The world needs to come together to establish universal social protection for all, to help vulnerable communities overcome this devastation and emerge stronger. We are all in this together.
Second, recovery efforts must mainstream twenty-first century approaches to how we produce, consume and live. These approaches must be more sustainable, inclusive, and resilient, and we must seek and prioritize them in economic recovery packages.
Low carbon investments make more sense than ever. Given rising global unemployment, such investments could boost jobs and generate strong economic returns. Bold climate action could deliver immediate social and economic benefits, including 65 million new low-carbon jobs in 2030.
Recent research shows that green COVID-19 recovery packages, which cut greenhouse gas emissions and stimulate economic growth, deliver higher returns than conventional stimulus spending.
Only one-sixth of countries prioritized green measures in stimulus packages during the global 2008 financial crisis. Those that did provide ample examples of positive results. The United States invested a record amount in clean energy through the American Recovery and Reinvestment Act of 2009, which supported 900,000 clean energy job years from 2009 to 2015. Findings suggest US investments in renewable energy, energy efficiency, and public transportation double jobs per dollar compared to traditional alternatives. In its recovery from the financial crisis, the Republic of Korea spent the highest proportion of its stimulus on green measures globally (about 69%), and rebounded faster than most OECD countries.
More recently, despite their government’s lamentable attack on labour laws and the minimum wage, Indonesia’s Low Carbon Development Initiative (LCDI) established clear evidence of the immediate benefits of a sustainable growth path through ambitious climate action.
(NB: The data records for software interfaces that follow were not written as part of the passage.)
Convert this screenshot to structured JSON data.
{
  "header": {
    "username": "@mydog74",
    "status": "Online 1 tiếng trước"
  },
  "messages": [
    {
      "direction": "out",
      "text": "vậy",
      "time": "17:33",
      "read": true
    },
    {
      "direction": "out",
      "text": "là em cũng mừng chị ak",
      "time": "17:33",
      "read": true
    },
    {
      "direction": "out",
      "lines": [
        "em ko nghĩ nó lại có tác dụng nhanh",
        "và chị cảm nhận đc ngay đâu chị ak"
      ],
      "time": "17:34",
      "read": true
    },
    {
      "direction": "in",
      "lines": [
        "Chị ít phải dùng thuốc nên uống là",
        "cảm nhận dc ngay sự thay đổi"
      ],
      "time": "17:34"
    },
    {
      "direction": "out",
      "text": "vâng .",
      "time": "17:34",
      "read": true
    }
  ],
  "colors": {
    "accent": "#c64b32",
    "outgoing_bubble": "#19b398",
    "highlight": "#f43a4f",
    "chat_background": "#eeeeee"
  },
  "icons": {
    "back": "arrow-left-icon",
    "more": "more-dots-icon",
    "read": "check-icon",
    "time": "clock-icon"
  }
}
These benefits include higher employment, faster poverty alleviation, higher GDP growth, and better air quality.
The European Council has also moved swiftly to ensure that a green transition is central to the European Union’s economic response to COVID-19, building on the EU Green Deal announced in December 2019.
This is the sort of action we hope G20 finance ministers meant when they called for a recovery that achieves “strong, sustainable, balanced and inclusive growth” at their meeting last month. But it will take global coherence to ensure we see climate and employment ambition realised.
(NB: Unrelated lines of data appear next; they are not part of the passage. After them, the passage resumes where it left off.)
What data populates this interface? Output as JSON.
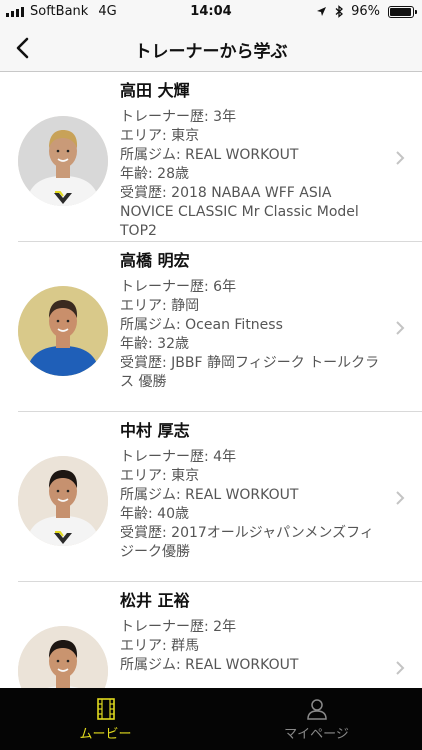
{
  "status_bar": {
    "carrier": "SoftBank",
    "network": "4G",
    "time": "14:04",
    "battery": "96%",
    "battery_level": 0.96
  },
  "nav": {
    "title": "トレーナーから学ぶ"
  },
  "trainers": [
    {
      "name": "高田 大輝",
      "career": "トレーナー歴: 3年",
      "area": "エリア: 東京",
      "gym": "所属ジム: REAL WORKOUT",
      "age": "年齢: 28歳",
      "award": "受賞歴: 2018 NABAA WFF ASIA NOVICE CLASSIC Mr Classic Model TOP2",
      "shirt": "tank-top-logo",
      "skin": "#c99a78",
      "hair": "#c8a258",
      "bg": "#d8d8d8"
    },
    {
      "name": "高橋 明宏",
      "career": "トレーナー歴: 6年",
      "area": "エリア: 静岡",
      "gym": "所属ジム: Ocean Fitness",
      "age": "年齢: 32歳",
      "award": "受賞歴: JBBF 静岡フィジーク トールクラス 優勝",
      "shirt": "blue-shirt",
      "skin": "#c98f6b",
      "hair": "#3a2a20",
      "bg": "#d9c98a"
    },
    {
      "name": "中村 厚志",
      "career": "トレーナー歴: 4年",
      "area": "エリア: 東京",
      "gym": "所属ジム: REAL WORKOUT",
      "age": "年齢: 40歳",
      "award": "受賞歴: 2017オールジャパンメンズフィジーク優勝",
      "shirt": "white-logo-shirt",
      "skin": "#c6916f",
      "hair": "#1d1612",
      "bg": "#ebe3d8"
    },
    {
      "name": "松井 正裕",
      "career": "トレーナー歴: 2年",
      "area": "エリア: 群馬",
      "gym": "所属ジム: REAL WORKOUT",
      "age": "",
      "award": "",
      "shirt": "white-logo-shirt",
      "skin": "#c9946f",
      "hair": "#1d1612",
      "bg": "#ebe3d8"
    }
  ],
  "tabs": [
    {
      "label": "ムービー",
      "icon": "film-icon",
      "active": true
    },
    {
      "label": "マイページ",
      "icon": "person-icon",
      "active": false
    }
  ],
  "colors": {
    "accent": "#e1da1e",
    "tab_bar": "#050505"
  }
}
Instead of propping up already declining industries, we need to ensure a just transition and measures to reset our economic trajectory to help us build back better. Now more than ever, the path to a strong and inclusive recovery runs through uplifting the voices of workers, trade unions, and affected communities, and ensuring their protection.
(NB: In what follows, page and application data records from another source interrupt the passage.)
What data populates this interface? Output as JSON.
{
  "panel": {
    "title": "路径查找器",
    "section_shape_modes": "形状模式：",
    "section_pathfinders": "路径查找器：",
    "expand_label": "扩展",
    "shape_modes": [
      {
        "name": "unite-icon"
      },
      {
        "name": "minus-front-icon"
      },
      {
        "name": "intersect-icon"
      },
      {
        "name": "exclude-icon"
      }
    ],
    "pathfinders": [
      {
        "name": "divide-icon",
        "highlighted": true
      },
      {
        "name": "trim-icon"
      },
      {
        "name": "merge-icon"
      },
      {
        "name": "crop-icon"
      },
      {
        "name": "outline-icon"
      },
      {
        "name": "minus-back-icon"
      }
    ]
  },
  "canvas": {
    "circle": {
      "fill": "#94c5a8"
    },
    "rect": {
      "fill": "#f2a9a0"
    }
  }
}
This is the time to lay the foundation for a new social contract built on just working conditions and sustainable economic growth. With urgent, collaborative action, we can emerge from this crisis more resilient than ever.